▶ [GOAL OF THE EXERCISE] Your task is to copy each line of the listing that contains the word "spend".

▶ [PROVIDED RECORDS]
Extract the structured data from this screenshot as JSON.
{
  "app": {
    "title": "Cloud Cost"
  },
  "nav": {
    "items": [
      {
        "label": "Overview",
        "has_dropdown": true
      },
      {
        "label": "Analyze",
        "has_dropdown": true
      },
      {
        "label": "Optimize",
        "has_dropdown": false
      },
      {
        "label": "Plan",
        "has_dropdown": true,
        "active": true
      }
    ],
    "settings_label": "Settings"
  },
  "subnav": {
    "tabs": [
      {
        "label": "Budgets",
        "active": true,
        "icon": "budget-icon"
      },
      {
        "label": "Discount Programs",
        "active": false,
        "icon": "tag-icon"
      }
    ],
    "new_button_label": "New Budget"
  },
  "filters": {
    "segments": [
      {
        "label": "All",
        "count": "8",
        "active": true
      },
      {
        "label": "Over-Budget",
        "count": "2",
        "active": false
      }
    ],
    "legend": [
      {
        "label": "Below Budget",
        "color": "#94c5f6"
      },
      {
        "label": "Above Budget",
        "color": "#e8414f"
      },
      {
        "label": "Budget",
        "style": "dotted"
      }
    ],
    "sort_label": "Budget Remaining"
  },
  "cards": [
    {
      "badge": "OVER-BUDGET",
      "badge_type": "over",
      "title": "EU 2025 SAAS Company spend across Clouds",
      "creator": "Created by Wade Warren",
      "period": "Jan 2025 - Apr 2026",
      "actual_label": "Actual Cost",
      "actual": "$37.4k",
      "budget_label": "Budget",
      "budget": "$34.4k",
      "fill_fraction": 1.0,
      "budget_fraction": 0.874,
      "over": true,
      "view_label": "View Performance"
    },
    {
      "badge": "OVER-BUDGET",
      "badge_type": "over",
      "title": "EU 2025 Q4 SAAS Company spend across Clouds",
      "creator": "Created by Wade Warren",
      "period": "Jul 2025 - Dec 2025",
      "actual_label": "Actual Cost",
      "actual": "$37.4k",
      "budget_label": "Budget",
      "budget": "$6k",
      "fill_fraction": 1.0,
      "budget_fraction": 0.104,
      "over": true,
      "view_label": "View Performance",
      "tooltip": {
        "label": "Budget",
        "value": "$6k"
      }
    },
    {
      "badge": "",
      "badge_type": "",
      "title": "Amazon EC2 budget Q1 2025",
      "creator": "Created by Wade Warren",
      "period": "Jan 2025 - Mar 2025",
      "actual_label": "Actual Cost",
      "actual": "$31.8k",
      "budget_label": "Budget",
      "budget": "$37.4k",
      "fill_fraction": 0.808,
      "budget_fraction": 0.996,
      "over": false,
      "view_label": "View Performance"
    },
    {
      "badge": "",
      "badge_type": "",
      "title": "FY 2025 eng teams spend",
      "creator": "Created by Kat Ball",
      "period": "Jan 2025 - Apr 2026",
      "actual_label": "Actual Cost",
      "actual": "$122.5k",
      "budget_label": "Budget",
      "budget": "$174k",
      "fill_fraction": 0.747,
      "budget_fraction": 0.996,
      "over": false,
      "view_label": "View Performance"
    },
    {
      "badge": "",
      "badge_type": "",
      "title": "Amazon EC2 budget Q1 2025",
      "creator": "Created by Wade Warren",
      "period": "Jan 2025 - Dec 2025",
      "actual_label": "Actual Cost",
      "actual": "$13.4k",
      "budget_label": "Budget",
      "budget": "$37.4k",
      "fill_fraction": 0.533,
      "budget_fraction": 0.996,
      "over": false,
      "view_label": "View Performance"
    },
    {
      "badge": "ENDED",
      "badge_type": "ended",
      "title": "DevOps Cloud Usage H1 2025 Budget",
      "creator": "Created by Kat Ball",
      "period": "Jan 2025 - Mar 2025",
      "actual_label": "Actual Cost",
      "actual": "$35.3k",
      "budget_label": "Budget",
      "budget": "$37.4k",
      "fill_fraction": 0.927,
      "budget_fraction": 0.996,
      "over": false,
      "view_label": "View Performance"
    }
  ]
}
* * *
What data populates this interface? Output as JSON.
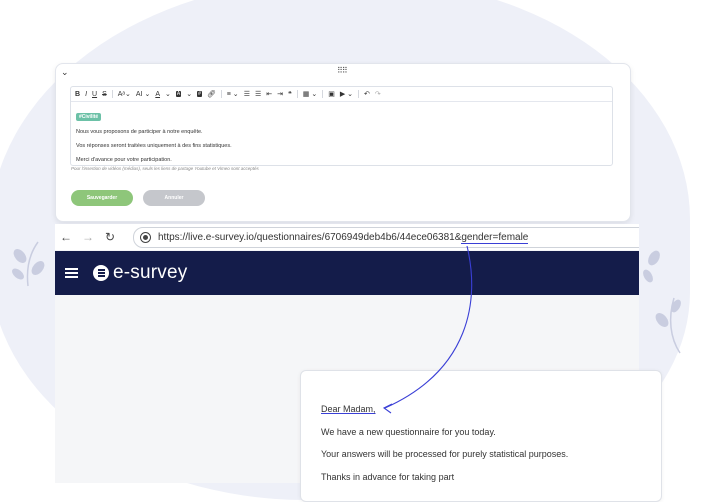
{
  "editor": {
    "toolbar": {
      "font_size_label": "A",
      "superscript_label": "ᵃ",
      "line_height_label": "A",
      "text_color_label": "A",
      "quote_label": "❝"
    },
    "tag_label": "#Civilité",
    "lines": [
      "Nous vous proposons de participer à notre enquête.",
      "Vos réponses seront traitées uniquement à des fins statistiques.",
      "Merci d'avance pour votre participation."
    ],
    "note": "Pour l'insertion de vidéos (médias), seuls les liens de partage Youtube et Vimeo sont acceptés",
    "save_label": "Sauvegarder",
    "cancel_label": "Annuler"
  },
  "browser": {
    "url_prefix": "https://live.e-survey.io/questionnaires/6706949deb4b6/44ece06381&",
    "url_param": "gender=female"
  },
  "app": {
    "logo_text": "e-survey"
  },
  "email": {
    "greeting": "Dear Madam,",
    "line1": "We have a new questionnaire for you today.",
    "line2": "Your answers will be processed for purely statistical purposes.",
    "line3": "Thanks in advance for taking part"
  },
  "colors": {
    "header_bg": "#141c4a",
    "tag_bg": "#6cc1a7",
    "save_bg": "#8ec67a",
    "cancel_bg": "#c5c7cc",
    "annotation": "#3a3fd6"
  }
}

▶ [YOUR RESPONSE]
      "title": "EU 2025 SAAS Company spend across Clouds",
      "title": "EU 2025 Q4 SAAS Company spend across Clouds",
      "title": "FY 2025 eng teams spend",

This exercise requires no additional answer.